### [The task]
Scan the data for "will" and copy each matching line.
__________________________________________________
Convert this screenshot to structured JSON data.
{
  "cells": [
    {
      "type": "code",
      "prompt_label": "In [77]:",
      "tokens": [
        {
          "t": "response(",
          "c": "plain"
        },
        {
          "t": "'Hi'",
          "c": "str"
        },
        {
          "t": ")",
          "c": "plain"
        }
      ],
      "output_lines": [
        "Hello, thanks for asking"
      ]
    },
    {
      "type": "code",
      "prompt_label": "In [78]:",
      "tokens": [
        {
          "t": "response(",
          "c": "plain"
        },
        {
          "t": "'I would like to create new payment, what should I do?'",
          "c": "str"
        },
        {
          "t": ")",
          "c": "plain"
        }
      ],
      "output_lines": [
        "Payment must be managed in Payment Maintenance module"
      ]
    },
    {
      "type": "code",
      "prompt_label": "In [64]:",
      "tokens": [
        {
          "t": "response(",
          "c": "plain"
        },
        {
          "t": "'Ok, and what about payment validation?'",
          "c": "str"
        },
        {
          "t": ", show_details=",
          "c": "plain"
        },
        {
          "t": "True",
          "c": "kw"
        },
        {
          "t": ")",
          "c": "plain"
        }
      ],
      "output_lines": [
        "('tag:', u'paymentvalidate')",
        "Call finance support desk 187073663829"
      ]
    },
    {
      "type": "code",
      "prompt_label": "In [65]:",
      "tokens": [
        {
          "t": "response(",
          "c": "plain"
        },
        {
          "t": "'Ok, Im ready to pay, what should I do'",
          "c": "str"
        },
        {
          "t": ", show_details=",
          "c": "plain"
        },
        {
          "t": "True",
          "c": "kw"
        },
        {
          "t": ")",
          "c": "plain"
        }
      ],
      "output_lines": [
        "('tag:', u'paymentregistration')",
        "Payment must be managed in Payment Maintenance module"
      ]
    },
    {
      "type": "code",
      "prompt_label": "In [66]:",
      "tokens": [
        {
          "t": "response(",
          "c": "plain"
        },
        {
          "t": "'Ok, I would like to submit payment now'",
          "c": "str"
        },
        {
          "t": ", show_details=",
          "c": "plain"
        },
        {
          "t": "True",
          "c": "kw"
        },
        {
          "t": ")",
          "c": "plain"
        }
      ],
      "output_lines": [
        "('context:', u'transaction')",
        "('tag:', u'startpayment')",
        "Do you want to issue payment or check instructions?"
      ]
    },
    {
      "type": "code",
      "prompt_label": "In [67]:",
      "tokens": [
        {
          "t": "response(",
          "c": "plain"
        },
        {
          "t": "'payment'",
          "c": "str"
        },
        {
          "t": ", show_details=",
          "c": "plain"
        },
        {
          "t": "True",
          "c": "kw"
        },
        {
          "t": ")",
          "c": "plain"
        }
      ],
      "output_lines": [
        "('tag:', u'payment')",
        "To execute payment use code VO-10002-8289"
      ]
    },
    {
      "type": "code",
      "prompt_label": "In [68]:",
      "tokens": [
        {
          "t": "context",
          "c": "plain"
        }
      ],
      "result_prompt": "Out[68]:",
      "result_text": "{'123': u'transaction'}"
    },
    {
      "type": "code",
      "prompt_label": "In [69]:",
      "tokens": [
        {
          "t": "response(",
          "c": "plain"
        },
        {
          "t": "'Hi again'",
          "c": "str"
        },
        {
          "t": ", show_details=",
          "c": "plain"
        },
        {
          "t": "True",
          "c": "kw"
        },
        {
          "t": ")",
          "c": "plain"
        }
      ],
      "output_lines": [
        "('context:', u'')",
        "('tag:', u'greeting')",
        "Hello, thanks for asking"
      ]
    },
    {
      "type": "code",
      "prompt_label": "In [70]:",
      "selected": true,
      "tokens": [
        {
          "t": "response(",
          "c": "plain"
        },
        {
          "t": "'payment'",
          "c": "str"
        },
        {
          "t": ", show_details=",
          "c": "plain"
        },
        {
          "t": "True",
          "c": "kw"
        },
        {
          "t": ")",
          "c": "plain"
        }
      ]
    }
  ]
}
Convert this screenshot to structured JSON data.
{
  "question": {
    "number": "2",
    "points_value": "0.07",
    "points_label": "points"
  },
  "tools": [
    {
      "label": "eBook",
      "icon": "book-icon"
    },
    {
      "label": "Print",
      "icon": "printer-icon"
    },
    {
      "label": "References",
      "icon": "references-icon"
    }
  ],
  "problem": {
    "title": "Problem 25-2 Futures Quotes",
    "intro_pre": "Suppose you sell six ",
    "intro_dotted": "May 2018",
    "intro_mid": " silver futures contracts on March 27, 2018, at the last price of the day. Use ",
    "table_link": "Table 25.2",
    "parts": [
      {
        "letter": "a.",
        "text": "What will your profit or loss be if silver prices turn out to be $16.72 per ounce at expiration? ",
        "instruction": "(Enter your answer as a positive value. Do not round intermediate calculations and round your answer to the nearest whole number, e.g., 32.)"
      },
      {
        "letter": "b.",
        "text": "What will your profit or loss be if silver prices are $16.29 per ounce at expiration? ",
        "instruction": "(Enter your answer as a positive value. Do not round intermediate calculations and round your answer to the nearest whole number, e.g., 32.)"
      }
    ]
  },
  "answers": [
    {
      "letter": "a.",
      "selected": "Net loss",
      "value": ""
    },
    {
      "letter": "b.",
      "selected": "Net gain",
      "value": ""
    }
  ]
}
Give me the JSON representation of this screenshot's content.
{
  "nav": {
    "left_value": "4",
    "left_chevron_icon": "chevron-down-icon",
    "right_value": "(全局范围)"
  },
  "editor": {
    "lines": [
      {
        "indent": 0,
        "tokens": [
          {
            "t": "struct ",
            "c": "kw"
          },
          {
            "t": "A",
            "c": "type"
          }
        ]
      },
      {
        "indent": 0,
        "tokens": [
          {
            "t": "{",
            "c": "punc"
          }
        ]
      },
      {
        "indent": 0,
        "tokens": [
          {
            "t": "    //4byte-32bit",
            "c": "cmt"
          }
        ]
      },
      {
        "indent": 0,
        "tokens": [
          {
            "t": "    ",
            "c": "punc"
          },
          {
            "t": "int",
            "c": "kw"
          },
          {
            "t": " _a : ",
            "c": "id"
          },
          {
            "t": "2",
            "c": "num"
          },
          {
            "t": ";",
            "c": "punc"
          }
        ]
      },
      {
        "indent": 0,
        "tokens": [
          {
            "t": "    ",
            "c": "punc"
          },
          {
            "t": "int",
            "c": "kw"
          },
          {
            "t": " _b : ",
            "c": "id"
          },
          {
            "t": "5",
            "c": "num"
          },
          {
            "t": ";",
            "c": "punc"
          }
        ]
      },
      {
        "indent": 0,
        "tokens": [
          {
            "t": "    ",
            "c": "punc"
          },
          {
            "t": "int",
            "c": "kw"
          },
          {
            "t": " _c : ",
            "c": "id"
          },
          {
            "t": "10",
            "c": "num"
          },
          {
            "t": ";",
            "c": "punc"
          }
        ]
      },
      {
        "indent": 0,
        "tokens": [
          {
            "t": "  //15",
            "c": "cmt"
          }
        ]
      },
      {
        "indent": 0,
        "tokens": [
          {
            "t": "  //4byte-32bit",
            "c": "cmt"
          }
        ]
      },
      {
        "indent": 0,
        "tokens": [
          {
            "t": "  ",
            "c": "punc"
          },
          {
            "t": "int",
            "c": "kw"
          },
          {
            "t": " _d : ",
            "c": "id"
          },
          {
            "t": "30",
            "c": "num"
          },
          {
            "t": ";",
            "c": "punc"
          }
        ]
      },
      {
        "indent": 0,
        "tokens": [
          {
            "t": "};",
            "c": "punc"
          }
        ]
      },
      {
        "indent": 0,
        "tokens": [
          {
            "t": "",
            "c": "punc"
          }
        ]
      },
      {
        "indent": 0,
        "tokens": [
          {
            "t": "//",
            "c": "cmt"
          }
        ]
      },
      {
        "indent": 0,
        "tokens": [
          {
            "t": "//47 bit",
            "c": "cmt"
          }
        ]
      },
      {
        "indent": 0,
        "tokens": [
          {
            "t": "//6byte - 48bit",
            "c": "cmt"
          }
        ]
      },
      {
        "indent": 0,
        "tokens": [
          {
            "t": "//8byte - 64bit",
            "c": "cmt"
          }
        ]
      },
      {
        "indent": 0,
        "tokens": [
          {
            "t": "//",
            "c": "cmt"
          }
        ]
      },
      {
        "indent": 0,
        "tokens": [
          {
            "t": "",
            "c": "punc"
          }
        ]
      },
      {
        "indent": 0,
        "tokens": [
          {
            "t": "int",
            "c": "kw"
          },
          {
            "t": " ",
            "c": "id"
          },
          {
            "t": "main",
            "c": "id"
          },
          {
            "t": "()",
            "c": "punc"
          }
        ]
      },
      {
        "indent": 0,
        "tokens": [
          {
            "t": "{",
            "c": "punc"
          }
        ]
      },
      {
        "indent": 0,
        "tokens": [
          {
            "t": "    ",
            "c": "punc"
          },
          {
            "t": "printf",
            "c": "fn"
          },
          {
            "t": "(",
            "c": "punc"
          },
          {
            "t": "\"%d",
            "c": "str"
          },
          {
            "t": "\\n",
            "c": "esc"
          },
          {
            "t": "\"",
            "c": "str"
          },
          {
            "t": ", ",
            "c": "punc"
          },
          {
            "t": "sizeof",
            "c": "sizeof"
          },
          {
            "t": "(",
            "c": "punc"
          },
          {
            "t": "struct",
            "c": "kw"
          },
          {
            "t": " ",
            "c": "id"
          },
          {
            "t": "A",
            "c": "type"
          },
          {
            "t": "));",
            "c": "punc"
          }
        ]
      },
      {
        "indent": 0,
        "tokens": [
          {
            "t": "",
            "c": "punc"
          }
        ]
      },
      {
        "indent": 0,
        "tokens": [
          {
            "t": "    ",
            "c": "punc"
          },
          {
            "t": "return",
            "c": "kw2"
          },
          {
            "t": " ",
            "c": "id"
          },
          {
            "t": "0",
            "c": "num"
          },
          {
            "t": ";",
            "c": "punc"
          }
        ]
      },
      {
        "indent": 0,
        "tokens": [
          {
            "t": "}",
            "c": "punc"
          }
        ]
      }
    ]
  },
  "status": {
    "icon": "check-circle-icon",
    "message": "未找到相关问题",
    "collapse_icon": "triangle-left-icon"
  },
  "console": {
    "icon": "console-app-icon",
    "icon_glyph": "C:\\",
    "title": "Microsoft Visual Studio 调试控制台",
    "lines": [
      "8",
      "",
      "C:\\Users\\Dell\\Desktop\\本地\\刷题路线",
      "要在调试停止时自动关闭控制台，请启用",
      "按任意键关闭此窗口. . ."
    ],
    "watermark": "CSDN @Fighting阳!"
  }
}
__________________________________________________
### [Task response]
        "text": "What will your profit or loss be if silver prices turn out to be $16.72 per ounce at expiration? ",
        "text": "What will your profit or loss be if silver prices are $16.29 per ounce at expiration? ",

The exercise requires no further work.